#### [Dataset records]
[Start of section]

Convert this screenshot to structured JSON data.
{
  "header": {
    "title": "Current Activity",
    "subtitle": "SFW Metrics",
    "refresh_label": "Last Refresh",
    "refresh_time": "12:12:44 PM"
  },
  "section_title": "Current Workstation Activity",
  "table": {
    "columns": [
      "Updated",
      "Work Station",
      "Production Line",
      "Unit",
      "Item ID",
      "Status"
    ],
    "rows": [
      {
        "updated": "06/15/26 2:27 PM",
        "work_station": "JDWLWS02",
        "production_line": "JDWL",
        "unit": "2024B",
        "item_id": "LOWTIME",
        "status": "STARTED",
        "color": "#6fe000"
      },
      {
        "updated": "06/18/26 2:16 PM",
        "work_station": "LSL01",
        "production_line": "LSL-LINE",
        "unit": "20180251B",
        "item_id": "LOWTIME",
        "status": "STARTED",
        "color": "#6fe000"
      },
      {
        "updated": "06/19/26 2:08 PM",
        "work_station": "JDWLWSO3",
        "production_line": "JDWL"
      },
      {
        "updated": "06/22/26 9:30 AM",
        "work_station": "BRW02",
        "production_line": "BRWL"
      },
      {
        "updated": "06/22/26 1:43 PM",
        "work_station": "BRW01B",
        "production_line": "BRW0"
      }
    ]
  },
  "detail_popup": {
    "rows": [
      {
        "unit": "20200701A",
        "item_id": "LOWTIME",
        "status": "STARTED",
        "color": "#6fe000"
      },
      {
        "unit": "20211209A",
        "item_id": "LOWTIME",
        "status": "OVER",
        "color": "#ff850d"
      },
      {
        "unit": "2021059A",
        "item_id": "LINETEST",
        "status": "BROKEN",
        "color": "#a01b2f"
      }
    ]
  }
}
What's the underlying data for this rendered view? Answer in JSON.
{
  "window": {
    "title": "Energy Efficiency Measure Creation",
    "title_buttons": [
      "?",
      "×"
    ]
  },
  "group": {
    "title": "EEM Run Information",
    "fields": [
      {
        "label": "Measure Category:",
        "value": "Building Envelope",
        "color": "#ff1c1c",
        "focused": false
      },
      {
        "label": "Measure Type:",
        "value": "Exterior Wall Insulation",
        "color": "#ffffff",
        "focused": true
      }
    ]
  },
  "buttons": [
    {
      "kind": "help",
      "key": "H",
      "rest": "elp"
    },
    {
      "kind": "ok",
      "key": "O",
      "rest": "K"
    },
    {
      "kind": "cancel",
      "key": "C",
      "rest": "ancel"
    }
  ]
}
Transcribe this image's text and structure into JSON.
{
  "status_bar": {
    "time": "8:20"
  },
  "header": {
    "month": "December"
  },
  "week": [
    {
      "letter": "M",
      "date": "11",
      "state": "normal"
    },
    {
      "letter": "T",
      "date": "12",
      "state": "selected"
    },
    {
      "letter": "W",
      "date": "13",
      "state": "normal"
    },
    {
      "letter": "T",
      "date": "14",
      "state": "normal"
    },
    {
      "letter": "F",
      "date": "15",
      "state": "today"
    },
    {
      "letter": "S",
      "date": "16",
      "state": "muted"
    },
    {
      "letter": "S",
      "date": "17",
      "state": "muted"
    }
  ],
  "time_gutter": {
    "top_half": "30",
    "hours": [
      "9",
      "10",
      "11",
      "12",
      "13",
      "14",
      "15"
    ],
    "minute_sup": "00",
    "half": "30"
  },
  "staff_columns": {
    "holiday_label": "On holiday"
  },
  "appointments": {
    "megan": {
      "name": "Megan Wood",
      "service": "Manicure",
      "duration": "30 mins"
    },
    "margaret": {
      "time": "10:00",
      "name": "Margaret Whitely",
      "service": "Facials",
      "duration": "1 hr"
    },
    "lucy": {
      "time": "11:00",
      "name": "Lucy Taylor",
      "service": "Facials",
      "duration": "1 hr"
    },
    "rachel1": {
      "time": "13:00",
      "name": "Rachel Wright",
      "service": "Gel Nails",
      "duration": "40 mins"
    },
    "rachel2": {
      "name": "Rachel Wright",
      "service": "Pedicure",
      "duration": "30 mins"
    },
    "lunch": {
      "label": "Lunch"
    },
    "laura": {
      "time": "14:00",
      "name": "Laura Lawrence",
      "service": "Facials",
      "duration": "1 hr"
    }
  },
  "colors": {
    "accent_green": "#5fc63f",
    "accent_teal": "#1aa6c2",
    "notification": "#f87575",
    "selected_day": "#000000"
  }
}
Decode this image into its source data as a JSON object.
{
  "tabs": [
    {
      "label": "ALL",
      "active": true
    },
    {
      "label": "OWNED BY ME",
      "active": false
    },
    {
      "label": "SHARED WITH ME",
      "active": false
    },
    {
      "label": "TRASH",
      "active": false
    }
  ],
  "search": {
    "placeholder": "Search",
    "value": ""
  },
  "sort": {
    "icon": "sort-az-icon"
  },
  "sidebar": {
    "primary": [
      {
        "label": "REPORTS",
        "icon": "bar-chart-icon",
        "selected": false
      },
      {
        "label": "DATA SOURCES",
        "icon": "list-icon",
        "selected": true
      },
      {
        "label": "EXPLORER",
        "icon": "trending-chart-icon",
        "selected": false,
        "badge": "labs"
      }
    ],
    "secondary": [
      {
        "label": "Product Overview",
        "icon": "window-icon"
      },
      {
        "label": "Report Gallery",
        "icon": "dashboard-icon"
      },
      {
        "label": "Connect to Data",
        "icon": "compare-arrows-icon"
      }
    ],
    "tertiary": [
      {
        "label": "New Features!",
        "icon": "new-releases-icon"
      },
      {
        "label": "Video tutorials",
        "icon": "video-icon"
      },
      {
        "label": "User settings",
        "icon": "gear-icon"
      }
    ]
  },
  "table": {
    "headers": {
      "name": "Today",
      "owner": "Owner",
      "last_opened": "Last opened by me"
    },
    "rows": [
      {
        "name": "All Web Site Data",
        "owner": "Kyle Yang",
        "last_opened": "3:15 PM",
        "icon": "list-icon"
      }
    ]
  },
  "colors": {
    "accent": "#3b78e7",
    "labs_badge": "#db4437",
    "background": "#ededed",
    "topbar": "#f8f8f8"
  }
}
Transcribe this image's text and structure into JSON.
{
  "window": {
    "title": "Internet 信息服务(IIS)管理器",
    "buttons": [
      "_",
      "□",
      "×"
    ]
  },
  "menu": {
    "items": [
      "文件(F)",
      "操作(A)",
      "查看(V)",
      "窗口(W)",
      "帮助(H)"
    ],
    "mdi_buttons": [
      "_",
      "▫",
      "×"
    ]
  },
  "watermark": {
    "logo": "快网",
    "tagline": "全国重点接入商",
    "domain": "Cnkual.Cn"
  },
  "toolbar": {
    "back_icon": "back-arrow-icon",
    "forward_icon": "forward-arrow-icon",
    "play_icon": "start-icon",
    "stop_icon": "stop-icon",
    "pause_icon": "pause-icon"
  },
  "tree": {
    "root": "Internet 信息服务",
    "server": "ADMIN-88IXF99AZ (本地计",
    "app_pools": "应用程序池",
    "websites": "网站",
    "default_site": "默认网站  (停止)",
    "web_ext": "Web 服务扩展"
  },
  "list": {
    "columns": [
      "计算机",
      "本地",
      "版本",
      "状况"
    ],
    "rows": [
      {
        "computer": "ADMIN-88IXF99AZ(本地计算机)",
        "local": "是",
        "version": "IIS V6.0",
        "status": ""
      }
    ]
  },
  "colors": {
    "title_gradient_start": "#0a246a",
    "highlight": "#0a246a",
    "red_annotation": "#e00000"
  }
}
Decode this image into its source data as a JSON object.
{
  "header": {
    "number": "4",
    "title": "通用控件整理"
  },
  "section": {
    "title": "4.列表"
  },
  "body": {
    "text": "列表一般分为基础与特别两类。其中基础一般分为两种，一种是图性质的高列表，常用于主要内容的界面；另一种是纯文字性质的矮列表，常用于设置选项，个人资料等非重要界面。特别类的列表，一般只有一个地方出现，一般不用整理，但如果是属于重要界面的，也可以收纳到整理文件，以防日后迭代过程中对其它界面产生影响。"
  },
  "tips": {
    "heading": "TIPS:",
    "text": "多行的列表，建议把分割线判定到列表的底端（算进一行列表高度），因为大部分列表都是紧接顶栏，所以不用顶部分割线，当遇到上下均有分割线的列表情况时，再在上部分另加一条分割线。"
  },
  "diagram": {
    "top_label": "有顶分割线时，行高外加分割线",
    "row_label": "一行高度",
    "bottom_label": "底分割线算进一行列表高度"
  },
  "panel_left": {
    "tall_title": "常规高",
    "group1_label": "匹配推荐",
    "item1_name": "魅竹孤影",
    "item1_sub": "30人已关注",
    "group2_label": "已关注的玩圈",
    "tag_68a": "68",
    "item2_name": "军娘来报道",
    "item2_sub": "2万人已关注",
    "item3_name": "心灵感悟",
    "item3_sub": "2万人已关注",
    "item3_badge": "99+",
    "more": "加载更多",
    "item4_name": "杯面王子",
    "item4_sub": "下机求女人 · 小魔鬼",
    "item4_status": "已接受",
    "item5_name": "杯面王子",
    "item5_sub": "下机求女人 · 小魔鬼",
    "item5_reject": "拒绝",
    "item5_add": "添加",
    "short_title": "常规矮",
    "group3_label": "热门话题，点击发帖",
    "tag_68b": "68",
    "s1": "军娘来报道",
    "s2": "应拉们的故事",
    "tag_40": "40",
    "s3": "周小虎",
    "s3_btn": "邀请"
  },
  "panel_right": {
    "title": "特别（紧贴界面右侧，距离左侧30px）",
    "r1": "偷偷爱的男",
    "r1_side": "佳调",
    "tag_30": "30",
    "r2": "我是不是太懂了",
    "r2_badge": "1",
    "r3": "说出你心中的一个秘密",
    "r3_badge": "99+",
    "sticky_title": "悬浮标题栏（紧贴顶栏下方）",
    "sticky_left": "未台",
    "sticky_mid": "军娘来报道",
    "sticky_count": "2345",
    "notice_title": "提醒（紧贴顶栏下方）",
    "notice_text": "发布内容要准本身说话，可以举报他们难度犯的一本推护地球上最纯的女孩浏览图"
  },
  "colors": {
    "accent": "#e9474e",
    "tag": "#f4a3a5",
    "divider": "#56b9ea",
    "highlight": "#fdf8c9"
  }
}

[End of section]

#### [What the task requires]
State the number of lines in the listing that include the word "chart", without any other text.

#### [Response below]
2